Now, on the band’s appearance on the Soundwave line up in Australia next year…can you tell me a bit about the shows you’ll be bringing? I read somewhere you’ll be rolling out a mixture of crowd favourites and some rare tunes?
Yeah, I mean, that’s what we’ve been doing with these last couple of tours. That’s how we’ve approached it; we made a list of every Mindless song ever and everyone was like, ‘Well, what are the songs we have to play? We have to play “Straight to Video” and we have to play “Shut Me Up”, but what are the songs that we hate?’, so we’d list all those songs and then we’d list all the songs we love. We were like, ‘Cool, that’s a great list’ so we slammed them all together and those have been the songs that we’ve played in the US and the UK, now Australia and everywhere else. Because this is going to be a festival slot, I’m not too sure about how long we have, but we’ve got quick fucking songs! I mean, we’ve got a few that are about three minutes long, but most of our songs are like, a minute and a half or two minutes. We’ll probably get through a bunch even if we only have a 45 minute set. We’ll probably be playing some new stuff; we’ll try to squeeze one or two in.
Awesome stuff. It’s going to be such a massive festival of music, but it’s going to be particularly great to see bands who, like yourselves, haven’t been to Australia in some time, make their return.
It should be fun for everyone, it’s a nice line-up! Hopefully we can get some sidewaves together; we’re talking to agents and bookers and everything, so hopefully that comes through because I want to play some sidewaves. I think it sold out really quickly, so a lot of kids were like, ‘Oh shit! You’re here, but I can’t see you’ because it’s all sold out. I think we’re going to try and get some sidewaves and play our own thing. It’s a great festival we played last time and we’re glad to be back!
Oh definitely. Well, best of luck with everything over Christmas and New Year’s. I’m assuming you got some down time coming up over the holidays?
[Laughs] Actually no! The actual Christmas Day and maybe Christmas Eve and New Year’s, I’m writing a record! We’re recording it right now; Kitty was just here and we just did drums.

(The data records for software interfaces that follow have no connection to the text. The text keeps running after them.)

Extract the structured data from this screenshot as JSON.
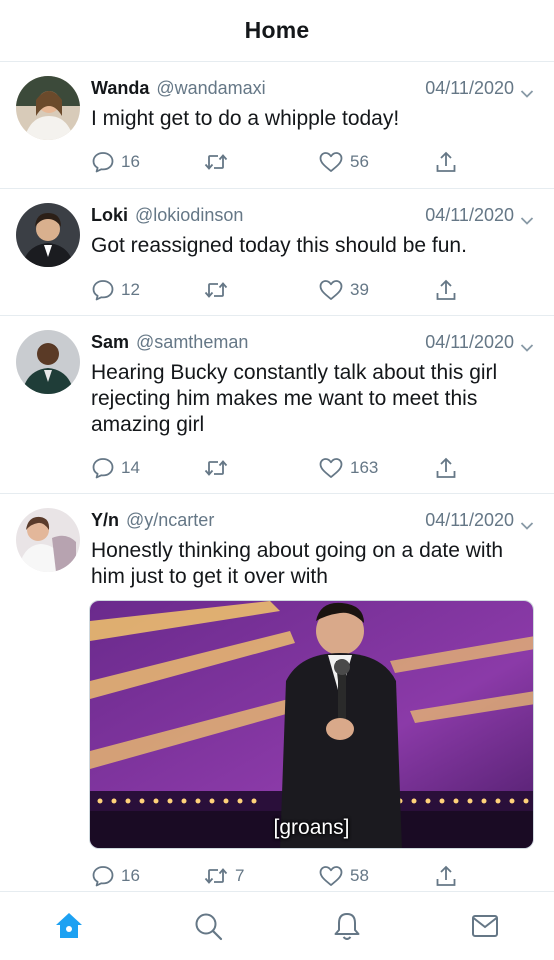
{
  "header": {
    "title": "Home"
  },
  "tweets": [
    {
      "name": "Wanda",
      "handle": "@wandamaxi",
      "date": "04/11/2020",
      "text": "I might get to do a whipple today!",
      "replies": "16",
      "retweets": "",
      "likes": "56"
    },
    {
      "name": "Loki",
      "handle": "@lokiodinson",
      "date": "04/11/2020",
      "text": "Got reassigned today this should be fun.",
      "replies": "12",
      "retweets": "",
      "likes": "39"
    },
    {
      "name": "Sam",
      "handle": "@samtheman",
      "date": "04/11/2020",
      "text": "Hearing Bucky constantly talk about this girl rejecting him makes me want to meet this amazing girl",
      "replies": "14",
      "retweets": "",
      "likes": "163"
    },
    {
      "name": "Y/n",
      "handle": "@y/ncarter",
      "date": "04/11/2020",
      "text": "Honestly thinking about going on a date with him just to get it over with",
      "media_caption": "[groans]",
      "replies": "16",
      "retweets": "7",
      "likes": "58"
    }
  ],
  "tabbar": {
    "active": "home",
    "icons": [
      "home-icon",
      "search-icon",
      "notifications-bell-icon",
      "messages-envelope-icon"
    ]
  },
  "colors": {
    "accent": "#1da1f2",
    "secondary_text": "#657786",
    "divider": "#e6ecf0"
  }
}
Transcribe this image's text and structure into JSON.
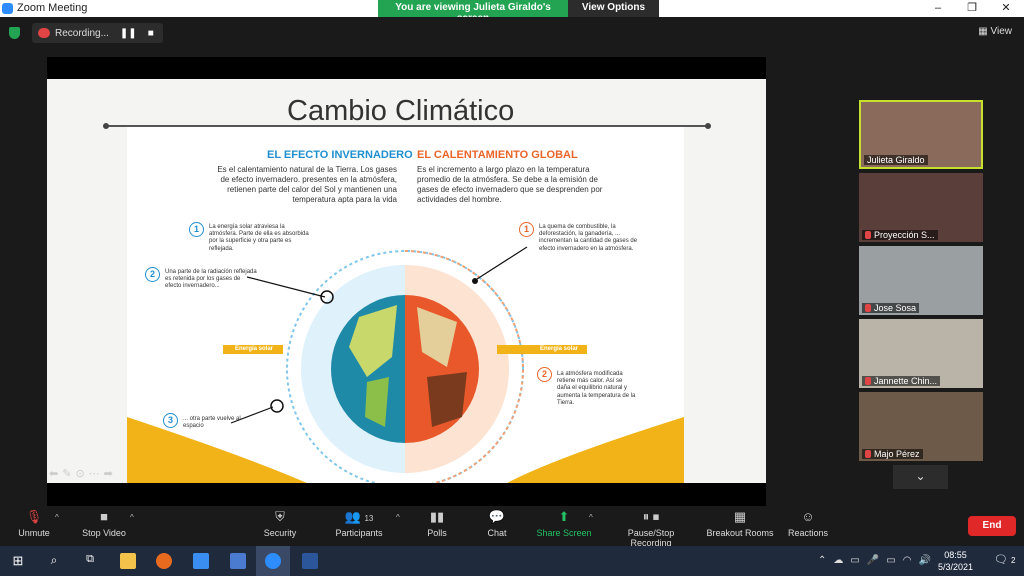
{
  "window": {
    "title": "Zoom Meeting"
  },
  "share_banner": {
    "viewing_text": "You are viewing Julieta Giraldo's screen",
    "view_options": "View Options"
  },
  "top": {
    "recording_label": "Recording...",
    "view_label": "View"
  },
  "slide": {
    "title": "Cambio Climático",
    "left": {
      "heading": "EL EFECTO INVERNADERO",
      "text": "Es el calentamiento natural de la Tierra. Los gases de efecto invernadero. presentes en la atmósfera, retienen parte del calor del Sol y mantienen una temperatura apta para la vida",
      "note1": "La energía solar atraviesa la atmósfera. Parte de ella es absorbida por la superficie y otra parte es reflejada.",
      "note2": "Una parte de la radiación reflejada es retenida por los gases de efecto invernadero...",
      "note3": "... otra parte vuelve al espacio",
      "solar": "Energía solar"
    },
    "right": {
      "heading": "EL CALENTAMIENTO GLOBAL",
      "text": "Es el incremento a largo plazo en la temperatura promedio de la atmósfera. Se debe a la emisión de gases de efecto invernadero que se desprenden por actividades del hombre.",
      "note1": "La quema de combustible, la deforestación, la ganadería, ... incrementan la cantidad de gases de efecto invernadero en la atmósfera.",
      "note2": "La atmósfera modificada retiene más calor. Así se daña el equilibrio natural y aumenta la temperatura de la Tierra.",
      "solar": "Energía solar"
    },
    "num1": "1",
    "num2": "2",
    "num3": "3"
  },
  "participants": [
    {
      "name": "Julieta Giraldo",
      "muted": false,
      "active": true
    },
    {
      "name": "Proyección S...",
      "muted": true,
      "active": false
    },
    {
      "name": "Jose Sosa",
      "muted": true,
      "active": false
    },
    {
      "name": "Jannette Chin...",
      "muted": true,
      "active": false
    },
    {
      "name": "Majo Pérez",
      "muted": true,
      "active": false
    }
  ],
  "controls": {
    "unmute": "Unmute",
    "stop_video": "Stop Video",
    "security": "Security",
    "participants": "Participants",
    "participant_count": "13",
    "polls": "Polls",
    "chat": "Chat",
    "share_screen": "Share Screen",
    "pause_recording": "Pause/Stop Recording",
    "breakout": "Breakout Rooms",
    "reactions": "Reactions",
    "end": "End"
  },
  "taskbar": {
    "time": "08:55",
    "date": "5/3/2021",
    "notifications": "2"
  },
  "colors": {
    "accent_green": "#23a453",
    "end_red": "#e02828",
    "blue_heading": "#1f8fcf",
    "orange_heading": "#e8652a"
  }
}
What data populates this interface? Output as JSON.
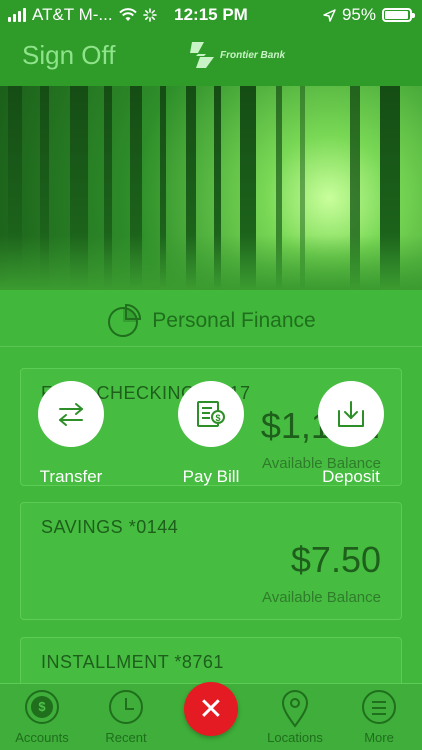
{
  "status_bar": {
    "carrier": "AT&T M-...",
    "time": "12:15 PM",
    "battery": "95%",
    "battery_level": 0.95
  },
  "header": {
    "sign_off": "Sign Off",
    "bank_name": "Frontier Bank"
  },
  "section": {
    "title": "Personal Finance"
  },
  "accounts": [
    {
      "name": "FREE CHECKING *5817",
      "amount": "$1,108.",
      "caption": "Available Balance"
    },
    {
      "name": "SAVINGS *0144",
      "amount": "$7.50",
      "caption": "Available Balance"
    },
    {
      "name": "INSTALLMENT *8761",
      "amount": "",
      "caption": ""
    }
  ],
  "quick_actions": [
    {
      "label": "Transfer",
      "icon": "transfer-arrows-icon"
    },
    {
      "label": "Pay Bill",
      "icon": "bill-icon"
    },
    {
      "label": "Deposit",
      "icon": "deposit-download-icon"
    }
  ],
  "tabs": [
    {
      "label": "Accounts",
      "icon": "dollar-coin-icon"
    },
    {
      "label": "Recent",
      "icon": "clock-icon"
    },
    {
      "label": "Locations",
      "icon": "map-pin-icon"
    },
    {
      "label": "More",
      "icon": "menu-lines-icon"
    }
  ],
  "colors": {
    "primary_green": "#41b83c",
    "dark_green": "#1d5f1b",
    "close_red": "#e51b23"
  }
}
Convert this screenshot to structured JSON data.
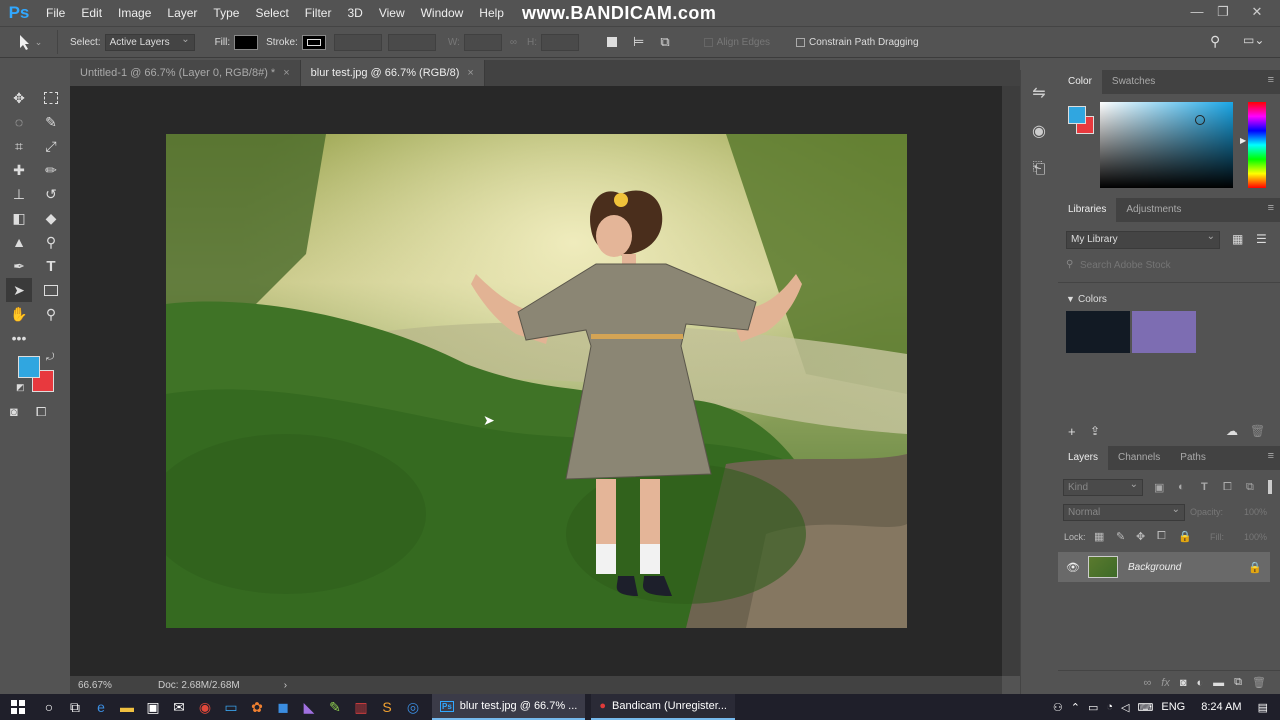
{
  "app": {
    "logo": "Ps",
    "watermark": "www.BANDICAM.com"
  },
  "menu": [
    "File",
    "Edit",
    "Image",
    "Layer",
    "Type",
    "Select",
    "Filter",
    "3D",
    "View",
    "Window",
    "Help"
  ],
  "window_controls": {
    "minimize": "—",
    "restore": "❐",
    "close": "✕"
  },
  "options": {
    "select_label": "Select:",
    "select_value": "Active Layers",
    "fill_label": "Fill:",
    "stroke_label": "Stroke:",
    "w_label": "W:",
    "h_label": "H:",
    "align_edges": "Align Edges",
    "constrain": "Constrain Path Dragging"
  },
  "tabs": [
    {
      "label": "Untitled-1 @ 66.7% (Layer 0, RGB/8#) *",
      "close": "×"
    },
    {
      "label": "blur test.jpg @ 66.7% (RGB/8)",
      "close": "×"
    }
  ],
  "status": {
    "zoom": "66.67%",
    "doc": "Doc: 2.68M/2.68M",
    "arrow": "›"
  },
  "colors": {
    "foreground": "#30a6e0",
    "background": "#e8393e"
  },
  "color_panel": {
    "tabs": [
      "Color",
      "Swatches"
    ]
  },
  "libraries": {
    "tabs": [
      "Libraries",
      "Adjustments"
    ],
    "library": "My Library",
    "search_placeholder": "Search Adobe Stock",
    "section": "Colors",
    "swatches": [
      "#121a24",
      "#7d6db2"
    ]
  },
  "layers": {
    "tabs": [
      "Layers",
      "Channels",
      "Paths"
    ],
    "kind": "Kind",
    "blend": "Normal",
    "opacity_label": "Opacity:",
    "opacity": "100%",
    "lock_label": "Lock:",
    "fill_label": "Fill:",
    "fill": "100%",
    "layer_name": "Background"
  },
  "taskbar": {
    "apps": [
      {
        "label": "blur test.jpg @ 66.7% ..."
      },
      {
        "label": "Bandicam (Unregister..."
      }
    ],
    "lang": "ENG",
    "time": "8:24 AM"
  }
}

She tracked them and Steve’s [Righ?] tracking guitars right now and we’ve got a couple more songs to finish and then hopefully we can mix it in the New Year, in January. We’ve got to shovel it all in before the year is up, so it’s a lot of stuff!
Wow! Well in that case, best of luck with that! It’ll be great to see how it all comes together once the New Year comes round. I’ll catch up with you in Adelaide for Soundwave, it’ll be a great day!
Cool thanks! Oh yeah definitely, Adelaide it up! Come by and say hi!